> **WORK INSTRUCTIONS**
This task requires every entry to be set down again exactly.

--*--

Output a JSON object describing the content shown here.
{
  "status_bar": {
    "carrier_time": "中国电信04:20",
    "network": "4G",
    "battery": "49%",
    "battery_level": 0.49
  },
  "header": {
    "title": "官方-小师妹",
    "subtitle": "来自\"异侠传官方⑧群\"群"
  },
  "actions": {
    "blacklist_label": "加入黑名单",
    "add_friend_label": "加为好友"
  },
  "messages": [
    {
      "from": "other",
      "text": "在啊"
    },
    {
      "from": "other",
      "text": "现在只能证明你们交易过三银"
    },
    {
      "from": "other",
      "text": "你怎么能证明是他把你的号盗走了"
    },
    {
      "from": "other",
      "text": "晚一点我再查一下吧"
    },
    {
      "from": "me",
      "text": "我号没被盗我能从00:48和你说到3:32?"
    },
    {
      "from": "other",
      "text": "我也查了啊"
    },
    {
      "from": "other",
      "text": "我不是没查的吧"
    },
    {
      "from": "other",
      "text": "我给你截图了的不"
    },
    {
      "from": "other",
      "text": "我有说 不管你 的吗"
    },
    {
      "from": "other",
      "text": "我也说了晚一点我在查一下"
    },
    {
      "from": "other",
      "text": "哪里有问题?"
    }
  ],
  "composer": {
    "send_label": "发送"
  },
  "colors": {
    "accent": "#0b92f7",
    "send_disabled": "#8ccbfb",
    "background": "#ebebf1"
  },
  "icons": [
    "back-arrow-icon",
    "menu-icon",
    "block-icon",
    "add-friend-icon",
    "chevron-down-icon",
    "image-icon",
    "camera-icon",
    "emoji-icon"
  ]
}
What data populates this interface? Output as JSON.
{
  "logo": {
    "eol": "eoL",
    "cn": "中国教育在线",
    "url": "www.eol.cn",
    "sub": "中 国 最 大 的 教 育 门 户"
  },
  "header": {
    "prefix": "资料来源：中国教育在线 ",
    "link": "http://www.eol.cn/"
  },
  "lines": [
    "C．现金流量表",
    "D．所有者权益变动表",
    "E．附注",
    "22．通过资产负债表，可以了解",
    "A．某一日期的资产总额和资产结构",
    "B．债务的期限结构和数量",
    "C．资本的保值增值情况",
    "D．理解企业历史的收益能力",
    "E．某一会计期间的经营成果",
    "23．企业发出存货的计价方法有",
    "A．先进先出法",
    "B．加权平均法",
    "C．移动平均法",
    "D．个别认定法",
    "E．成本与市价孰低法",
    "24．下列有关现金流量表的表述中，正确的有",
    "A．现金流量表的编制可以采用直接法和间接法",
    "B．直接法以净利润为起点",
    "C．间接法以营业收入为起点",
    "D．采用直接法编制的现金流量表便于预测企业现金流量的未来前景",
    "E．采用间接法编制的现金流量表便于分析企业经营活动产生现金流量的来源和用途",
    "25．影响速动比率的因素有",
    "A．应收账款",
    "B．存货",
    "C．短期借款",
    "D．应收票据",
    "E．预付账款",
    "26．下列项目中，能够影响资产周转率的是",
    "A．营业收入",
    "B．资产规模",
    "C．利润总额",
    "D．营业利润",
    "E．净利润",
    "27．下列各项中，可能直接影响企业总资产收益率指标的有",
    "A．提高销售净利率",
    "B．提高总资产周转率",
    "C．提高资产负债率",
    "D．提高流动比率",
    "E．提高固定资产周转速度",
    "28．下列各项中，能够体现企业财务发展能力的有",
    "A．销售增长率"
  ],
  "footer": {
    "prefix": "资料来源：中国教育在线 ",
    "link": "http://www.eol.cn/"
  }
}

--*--

> **SOLUTION TO THE EXERCISE**
Output a JSON object describing the content shown here.
{
  "status_bar": {
    "carrier_time": "中国电信04:20",
    "network": "4G",
    "battery": "49%",
    "battery_level": 0.49
  },
  "header": {
    "title": "官方-小师妹",
    "subtitle": "来自\"异侠传官方⑧群\"群"
  },
  "actions": {
    "blacklist_label": "加入黑名单",
    "add_friend_label": "加为好友"
  },
  "messages": [
    {
      "from": "other",
      "text": "在啊"
    },
    {
      "from": "other",
      "text": "现在只能证明你们交易过三银"
    },
    {
      "from": "other",
      "text": "你怎么能证明是他把你的号盗走了"
    },
    {
      "from": "other",
      "text": "晚一点我再查一下吧"
    },
    {
      "from": "me",
      "text": "我号没被盗我能从00:48和你说到3:32?"
    },
    {
      "from": "other",
      "text": "我也查了啊"
    },
    {
      "from": "other",
      "text": "我不是没查的吧"
    },
    {
      "from": "other",
      "text": "我给你截图了的不"
    },
    {
      "from": "other",
      "text": "我有说 不管你 的吗"
    },
    {
      "from": "other",
      "text": "我也说了晚一点我在查一下"
    },
    {
      "from": "other",
      "text": "哪里有问题?"
    }
  ],
  "composer": {
    "send_label": "发送"
  },
  "colors": {
    "accent": "#0b92f7",
    "send_disabled": "#8ccbfb",
    "background": "#ebebf1"
  },
  "icons": [
    "back-arrow-icon",
    "menu-icon",
    "block-icon",
    "add-friend-icon",
    "chevron-down-icon",
    "image-icon",
    "camera-icon",
    "emoji-icon"
  ]
}
What data populates this interface? Output as JSON.
{
  "logo": {
    "eol": "eoL",
    "cn": "中国教育在线",
    "url": "www.eol.cn",
    "sub": "中 国 最 大 的 教 育 门 户"
  },
  "header": {
    "prefix": "资料来源：中国教育在线 ",
    "link": "http://www.eol.cn/"
  },
  "lines": [
    "C．现金流量表",
    "D．所有者权益变动表",
    "E．附注",
    "22．通过资产负债表，可以了解",
    "A．某一日期的资产总额和资产结构",
    "B．债务的期限结构和数量",
    "C．资本的保值增值情况",
    "D．理解企业历史的收益能力",
    "E．某一会计期间的经营成果",
    "23．企业发出存货的计价方法有",
    "A．先进先出法",
    "B．加权平均法",
    "C．移动平均法",
    "D．个别认定法",
    "E．成本与市价孰低法",
    "24．下列有关现金流量表的表述中，正确的有",
    "A．现金流量表的编制可以采用直接法和间接法",
    "B．直接法以净利润为起点",
    "C．间接法以营业收入为起点",
    "D．采用直接法编制的现金流量表便于预测企业现金流量的未来前景",
    "E．采用间接法编制的现金流量表便于分析企业经营活动产生现金流量的来源和用途",
    "25．影响速动比率的因素有",
    "A．应收账款",
    "B．存货",
    "C．短期借款",
    "D．应收票据",
    "E．预付账款",
    "26．下列项目中，能够影响资产周转率的是",
    "A．营业收入",
    "B．资产规模",
    "C．利润总额",
    "D．营业利润",
    "E．净利润",
    "27．下列各项中，可能直接影响企业总资产收益率指标的有",
    "A．提高销售净利率",
    "B．提高总资产周转率",
    "C．提高资产负债率",
    "D．提高流动比率",
    "E．提高固定资产周转速度",
    "28．下列各项中，能够体现企业财务发展能力的有",
    "A．销售增长率"
  ],
  "footer": {
    "prefix": "资料来源：中国教育在线 ",
    "link": "http://www.eol.cn/"
  }
}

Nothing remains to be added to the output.